It was slightly different to PJ Gallagher’s in Parramatta. Glass was served all night (in Parramatta it’s changed over to plastic drinking vessels at 10.30 pm). Pints were served all night (we don’t currently serve pints in Parramatta – only Schooners and Middys). We had Bundy and Cokes on tap (and for only $3.30 a Middy!). We had a wider range of draught beer, including VB and James Squires. The food menu was slightly different (I got used to it very quickly though).
We even had Bushmills bottles behind the bar – which we don’t stock in Parramatta. It was great fun!
After my shift, I went to get the bus, had to get the N50 into Sydney but there was only one every hour, so I went into the local 24 hour McDonalds, took that excellent night time photo of PJ Gallagher’s Drummoyne, and caught a night bus to central, before catching another night bus back out west to Parramatta.
Great place to work. Pop in for a drink some time. It has fantastic decor, an authentic Irish feel and some nice staff including a few new friends of mine.
Staff I worked with – Angela, Claire, Ella, Dan, Shaun, Michael, Mark, Jade, Tiana, Craig.
Website – PJ Gallagher’s Drummoyne
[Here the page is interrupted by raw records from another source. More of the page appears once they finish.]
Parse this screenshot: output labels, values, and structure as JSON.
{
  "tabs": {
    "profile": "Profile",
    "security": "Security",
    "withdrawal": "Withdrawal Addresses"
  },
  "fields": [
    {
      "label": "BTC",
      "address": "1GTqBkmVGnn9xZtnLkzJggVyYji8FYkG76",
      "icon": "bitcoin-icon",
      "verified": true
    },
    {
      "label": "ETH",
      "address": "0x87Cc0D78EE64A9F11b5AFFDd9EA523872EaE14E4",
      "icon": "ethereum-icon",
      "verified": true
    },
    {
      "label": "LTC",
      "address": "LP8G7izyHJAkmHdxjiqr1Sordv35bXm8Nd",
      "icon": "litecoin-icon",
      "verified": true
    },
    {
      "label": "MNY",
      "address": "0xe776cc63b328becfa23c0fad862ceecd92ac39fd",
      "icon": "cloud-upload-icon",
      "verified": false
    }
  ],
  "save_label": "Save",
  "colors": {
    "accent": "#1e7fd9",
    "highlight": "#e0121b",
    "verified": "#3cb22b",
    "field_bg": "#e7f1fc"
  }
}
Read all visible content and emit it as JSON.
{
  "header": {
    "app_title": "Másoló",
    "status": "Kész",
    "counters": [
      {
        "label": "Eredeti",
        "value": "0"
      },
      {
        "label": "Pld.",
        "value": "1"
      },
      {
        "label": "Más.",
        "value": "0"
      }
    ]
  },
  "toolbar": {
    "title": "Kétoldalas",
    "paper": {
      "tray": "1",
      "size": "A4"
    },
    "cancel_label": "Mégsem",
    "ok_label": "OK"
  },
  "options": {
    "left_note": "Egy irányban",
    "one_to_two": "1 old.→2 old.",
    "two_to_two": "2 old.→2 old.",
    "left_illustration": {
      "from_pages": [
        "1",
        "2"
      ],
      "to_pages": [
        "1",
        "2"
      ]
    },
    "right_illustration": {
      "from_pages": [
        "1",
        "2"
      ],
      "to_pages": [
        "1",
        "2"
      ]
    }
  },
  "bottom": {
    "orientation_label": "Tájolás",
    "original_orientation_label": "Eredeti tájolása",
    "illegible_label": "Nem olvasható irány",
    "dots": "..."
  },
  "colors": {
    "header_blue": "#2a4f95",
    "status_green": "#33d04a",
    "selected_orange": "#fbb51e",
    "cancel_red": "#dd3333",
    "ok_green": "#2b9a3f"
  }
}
Drummoyne – http://en.wikipedia.org/wiki/Drummoyne,_New_South_Wales
Me Just Before Starting My Shift in PJ Gallagher’s in Drummoyne: